GRIME Clarinet Concerto. Night Songs. Virga.
In the six years since she first came to prominence, Helen Grime has gone on to write several further works for orchestra and ensemble, so making this disc a more than usually inclusive overview of her output to date. Virga has had a number of high-profile hearings, underlining the resourcefulness with which its initially intricate textures open out to reveal an unadorned violin line whose evolution also brings a transformed reprise of earlier material. This process of change and return is further refined in the string sextet Into the faded air, with its dextrous interplay of duos and trios, while continuous development cuts across the three movements of the Clarinet Concerto with its improvisatory central cadenza leading to an otherworldly finale.
A concertante aspect is more obliquely evident in A Cold Spring, with horn emerging as first among equals in the luminous central movement, whereas the remaining pieces are all through-composed designs that draw on larger forces. Everyone Sang unfolds as multiple elaborations of its initial melody towards a chorale-like apotheosis, then Night Songs focuses on contrast between its twin melodic lines as affords the most equivocal of resolutions. Most impressive is Near Midnight, with its strangely amorphous activity – made audible through the assured orchestral handling – as amply evokes the fatalistic poem by DH Lawrence that inspired it.

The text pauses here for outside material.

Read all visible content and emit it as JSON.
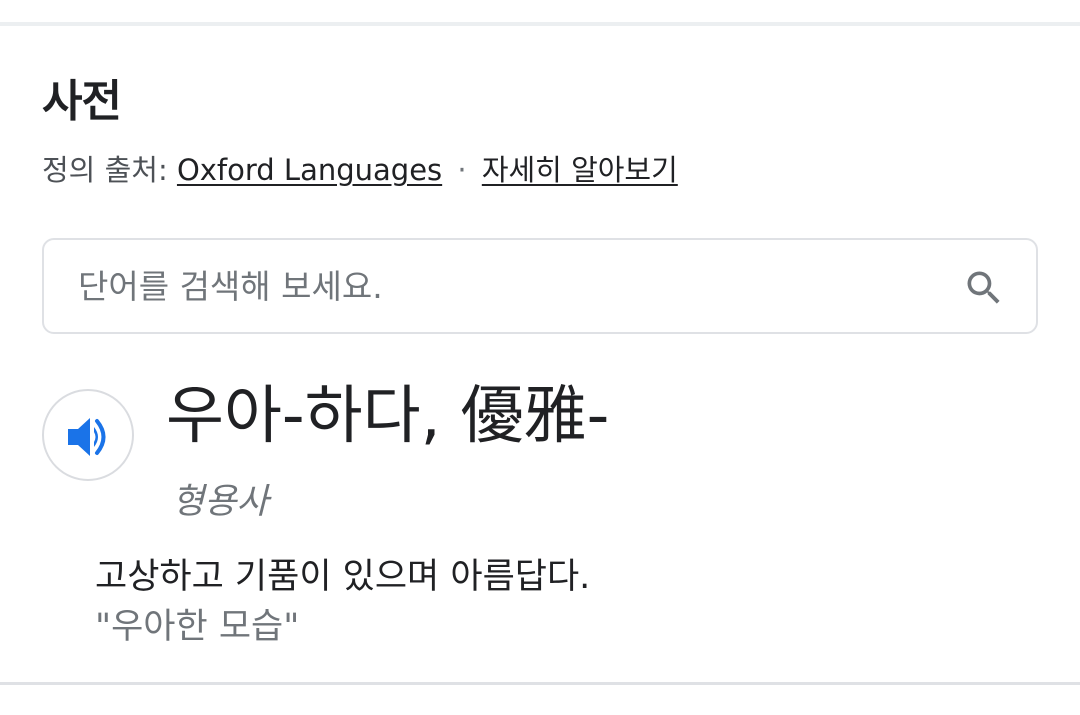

The performances are a tribute to the dedication of the Hallé players, whether in orchestral or ensemble guise, and have all been recorded with the spaciousness and immediacy which this music needs. Detailed notes and striking booklet artwork enhance a strong recommendation.